Governor McAuliffe presented his year-end report on FY 2017 revenue collections to the House Appropriations, House Finance, and Senate Finance Committees on Monday, August 21. The news was largely positive, with a state General Fund (GF) revenue surplus of $136.6 million, but the Governor sounded a strong note of caution in his remarks, citing continued uncertainty about the federal budget.
Overall GF revenue collections grew 3.6 percent over FY 2016 (excluding transfers), surpassing the forecast of 2.9 percent growth. This increase was largely driven by a continued strong performance in income tax withholding collections and corporate income taxes. Withholding collections grew 5.2 percent, ahead of the forecast of 3.6 percent growth. Secretary of Finance Ric Brown noted that collections in this sector improved over last fiscal year’s growth of 2.4 percent, and attributed this change to growth in employment and in wages and salaries. Corporate income taxes also exceeded the forecast with growth of 8.1 percent, outpacing the forecast of 3.8 percent growth. Sales tax continues to be an area of weakness, with growth of 1.9 percent trailing the annual forecast of 2.8 percent growth. However, Secretary Brown noted that collections were stronger in the latter half of the fiscal year as overall economic conditions improve, a trend that appears to be continuing in the first month of FY 2018, as sales tax collections grew 6 percent in July.

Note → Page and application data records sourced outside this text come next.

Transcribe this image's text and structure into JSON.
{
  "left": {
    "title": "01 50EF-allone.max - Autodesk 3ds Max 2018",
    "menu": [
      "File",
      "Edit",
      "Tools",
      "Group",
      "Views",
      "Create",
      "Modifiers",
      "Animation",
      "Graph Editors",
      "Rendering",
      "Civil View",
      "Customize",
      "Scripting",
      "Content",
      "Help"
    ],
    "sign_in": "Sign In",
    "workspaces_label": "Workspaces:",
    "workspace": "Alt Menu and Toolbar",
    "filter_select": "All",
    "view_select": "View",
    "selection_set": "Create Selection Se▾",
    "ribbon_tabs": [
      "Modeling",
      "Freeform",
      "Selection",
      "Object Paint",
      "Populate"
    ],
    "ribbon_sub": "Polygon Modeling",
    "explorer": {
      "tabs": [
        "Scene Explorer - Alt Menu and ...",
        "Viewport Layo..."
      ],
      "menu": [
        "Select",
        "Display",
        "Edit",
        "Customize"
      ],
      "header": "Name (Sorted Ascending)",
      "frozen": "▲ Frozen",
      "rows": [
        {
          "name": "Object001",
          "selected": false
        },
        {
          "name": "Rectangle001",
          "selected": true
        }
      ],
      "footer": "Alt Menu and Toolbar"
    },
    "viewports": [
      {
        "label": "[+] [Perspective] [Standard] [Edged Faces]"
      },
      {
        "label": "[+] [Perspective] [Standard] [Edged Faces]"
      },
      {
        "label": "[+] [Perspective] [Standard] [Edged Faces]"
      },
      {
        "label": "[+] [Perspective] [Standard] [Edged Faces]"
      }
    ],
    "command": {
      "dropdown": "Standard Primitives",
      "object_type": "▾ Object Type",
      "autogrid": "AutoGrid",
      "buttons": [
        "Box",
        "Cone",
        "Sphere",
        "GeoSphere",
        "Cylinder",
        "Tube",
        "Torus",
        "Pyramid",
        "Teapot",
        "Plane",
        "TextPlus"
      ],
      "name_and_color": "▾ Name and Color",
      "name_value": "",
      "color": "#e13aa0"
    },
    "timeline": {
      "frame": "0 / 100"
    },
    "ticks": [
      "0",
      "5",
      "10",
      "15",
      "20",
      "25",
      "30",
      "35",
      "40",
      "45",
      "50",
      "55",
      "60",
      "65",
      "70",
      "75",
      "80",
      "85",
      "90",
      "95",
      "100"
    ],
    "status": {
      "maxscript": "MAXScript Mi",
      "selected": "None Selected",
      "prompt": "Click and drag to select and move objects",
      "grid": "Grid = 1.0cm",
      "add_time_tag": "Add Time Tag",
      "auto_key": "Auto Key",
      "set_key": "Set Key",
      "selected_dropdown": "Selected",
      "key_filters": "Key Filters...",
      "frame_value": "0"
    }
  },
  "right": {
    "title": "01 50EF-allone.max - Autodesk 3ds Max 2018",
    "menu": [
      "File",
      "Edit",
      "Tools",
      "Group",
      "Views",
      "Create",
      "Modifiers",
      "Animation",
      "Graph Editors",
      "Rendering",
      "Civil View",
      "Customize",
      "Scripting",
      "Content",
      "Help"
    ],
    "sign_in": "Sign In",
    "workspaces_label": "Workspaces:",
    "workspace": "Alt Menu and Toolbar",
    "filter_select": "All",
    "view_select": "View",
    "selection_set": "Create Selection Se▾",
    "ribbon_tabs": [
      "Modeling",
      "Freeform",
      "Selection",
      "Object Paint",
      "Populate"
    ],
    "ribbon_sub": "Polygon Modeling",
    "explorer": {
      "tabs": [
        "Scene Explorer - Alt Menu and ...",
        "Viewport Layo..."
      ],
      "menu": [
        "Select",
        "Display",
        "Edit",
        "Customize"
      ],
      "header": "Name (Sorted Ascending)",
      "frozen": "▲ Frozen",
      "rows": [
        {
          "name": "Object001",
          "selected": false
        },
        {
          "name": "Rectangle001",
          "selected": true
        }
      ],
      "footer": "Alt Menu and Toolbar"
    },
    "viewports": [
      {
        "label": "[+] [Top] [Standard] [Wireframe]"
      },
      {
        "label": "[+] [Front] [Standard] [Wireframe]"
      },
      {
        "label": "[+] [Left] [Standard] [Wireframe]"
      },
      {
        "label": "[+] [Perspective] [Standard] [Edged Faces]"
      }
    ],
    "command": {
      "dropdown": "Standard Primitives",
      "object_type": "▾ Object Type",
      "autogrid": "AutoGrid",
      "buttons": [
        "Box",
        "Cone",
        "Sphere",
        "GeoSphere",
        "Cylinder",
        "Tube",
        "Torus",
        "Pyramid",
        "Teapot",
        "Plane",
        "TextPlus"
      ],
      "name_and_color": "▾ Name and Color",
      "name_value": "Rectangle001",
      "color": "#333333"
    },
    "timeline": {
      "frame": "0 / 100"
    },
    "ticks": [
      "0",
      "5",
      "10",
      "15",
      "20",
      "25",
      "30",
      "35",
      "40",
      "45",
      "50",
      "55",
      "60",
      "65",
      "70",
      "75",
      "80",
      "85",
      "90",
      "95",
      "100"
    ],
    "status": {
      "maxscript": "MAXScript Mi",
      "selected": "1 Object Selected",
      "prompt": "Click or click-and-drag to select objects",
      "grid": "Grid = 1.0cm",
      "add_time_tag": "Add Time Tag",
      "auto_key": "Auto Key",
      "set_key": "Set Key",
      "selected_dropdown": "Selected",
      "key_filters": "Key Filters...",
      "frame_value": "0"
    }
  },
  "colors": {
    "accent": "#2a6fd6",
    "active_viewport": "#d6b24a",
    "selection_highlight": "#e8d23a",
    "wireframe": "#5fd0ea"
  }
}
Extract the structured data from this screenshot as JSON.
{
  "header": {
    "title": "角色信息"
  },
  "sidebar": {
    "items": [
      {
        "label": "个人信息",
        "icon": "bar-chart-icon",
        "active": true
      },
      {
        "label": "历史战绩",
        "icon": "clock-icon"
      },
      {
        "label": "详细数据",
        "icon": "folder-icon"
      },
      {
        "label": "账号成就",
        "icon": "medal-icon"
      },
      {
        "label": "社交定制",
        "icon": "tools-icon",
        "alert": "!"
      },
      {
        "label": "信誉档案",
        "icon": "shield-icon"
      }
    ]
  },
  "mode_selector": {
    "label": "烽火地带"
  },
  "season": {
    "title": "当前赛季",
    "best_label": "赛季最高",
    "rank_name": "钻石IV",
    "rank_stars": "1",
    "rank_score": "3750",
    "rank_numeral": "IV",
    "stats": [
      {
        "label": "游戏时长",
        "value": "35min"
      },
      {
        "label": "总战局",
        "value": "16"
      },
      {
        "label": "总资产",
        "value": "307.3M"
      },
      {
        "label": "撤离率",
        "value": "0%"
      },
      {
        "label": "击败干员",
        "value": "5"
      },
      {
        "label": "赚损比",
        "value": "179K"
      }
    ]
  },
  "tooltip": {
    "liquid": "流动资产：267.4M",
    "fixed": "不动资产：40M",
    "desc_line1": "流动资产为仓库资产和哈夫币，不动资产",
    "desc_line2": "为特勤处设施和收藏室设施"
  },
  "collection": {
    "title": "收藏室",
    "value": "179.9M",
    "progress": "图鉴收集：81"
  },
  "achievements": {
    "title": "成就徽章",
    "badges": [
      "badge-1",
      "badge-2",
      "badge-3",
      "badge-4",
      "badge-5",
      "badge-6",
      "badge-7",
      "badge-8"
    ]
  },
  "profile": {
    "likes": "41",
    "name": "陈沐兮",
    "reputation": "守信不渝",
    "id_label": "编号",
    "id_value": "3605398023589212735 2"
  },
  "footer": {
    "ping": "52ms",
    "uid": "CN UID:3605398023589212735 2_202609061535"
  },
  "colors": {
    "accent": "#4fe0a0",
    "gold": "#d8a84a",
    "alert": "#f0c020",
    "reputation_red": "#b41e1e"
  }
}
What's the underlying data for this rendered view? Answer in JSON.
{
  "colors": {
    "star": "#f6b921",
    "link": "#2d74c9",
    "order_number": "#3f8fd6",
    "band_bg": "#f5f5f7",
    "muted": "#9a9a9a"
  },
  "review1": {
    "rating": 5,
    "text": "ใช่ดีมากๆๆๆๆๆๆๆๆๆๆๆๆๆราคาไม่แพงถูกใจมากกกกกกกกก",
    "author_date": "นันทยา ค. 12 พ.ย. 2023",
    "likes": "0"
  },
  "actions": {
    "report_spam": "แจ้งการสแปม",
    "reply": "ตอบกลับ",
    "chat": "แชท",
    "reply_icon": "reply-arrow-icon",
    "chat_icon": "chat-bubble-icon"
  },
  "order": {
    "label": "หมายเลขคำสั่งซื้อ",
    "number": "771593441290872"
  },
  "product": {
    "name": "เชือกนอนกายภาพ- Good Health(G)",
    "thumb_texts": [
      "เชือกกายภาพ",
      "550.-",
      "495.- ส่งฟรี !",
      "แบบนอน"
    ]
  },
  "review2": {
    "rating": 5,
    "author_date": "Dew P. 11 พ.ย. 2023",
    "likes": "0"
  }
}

Governor McAuliffe reflected on the contrast between the state’s budget situation last August, when FY 2016 revenues were nearly $270 million below the forecast, and the FY 2017 surplus, but he counseled prudence in the use of the surplus. He warned that the federal government may resort to a Continuing Resolution for its upcoming fiscal year, which could trigger spending cuts pursuant to sequestration that would be particularly harmful for Virginia’s economy. Concerns about the effects of such federal budget reductions had influenced Standard and Poor’s decision earlier this year to place a negative outlook on Virginia’s AAA bond rating.
In light of these potential risks, the Governor announced his intention to place all of the revenue surplus into a reserve, after required deposits to the Water Quality Improvement Fund, rather than half of the surplus, as envisioned by the state budget as passed by the 2017 GA. Several GA leaders have previously signaled agreement with this proposal.
Attention now turns to the fall revenue forecasting process. In October, the Joint Advisory Board of Economists will be reviewing projections for FY 2018 and the upcoming biennium. In November, the Governor’s Advisory Council on Revenue Estimates will review the revenue forecasts; the forecast will be finalized in December and presented to the money committees along with the Governor’s FY 2018-2020 biennium budget and amendments to the current biennium budget (the “caboose” bill). The upcoming biennium budget will need to address several large spending items, including rebenchmarking of Standards of Quality costs and growth in the Medicaid forecast. Replenishing the state’s reserves and addressing these “big ticket” items will likely be priorities in the next session.
VACo Contact: Katie Boyle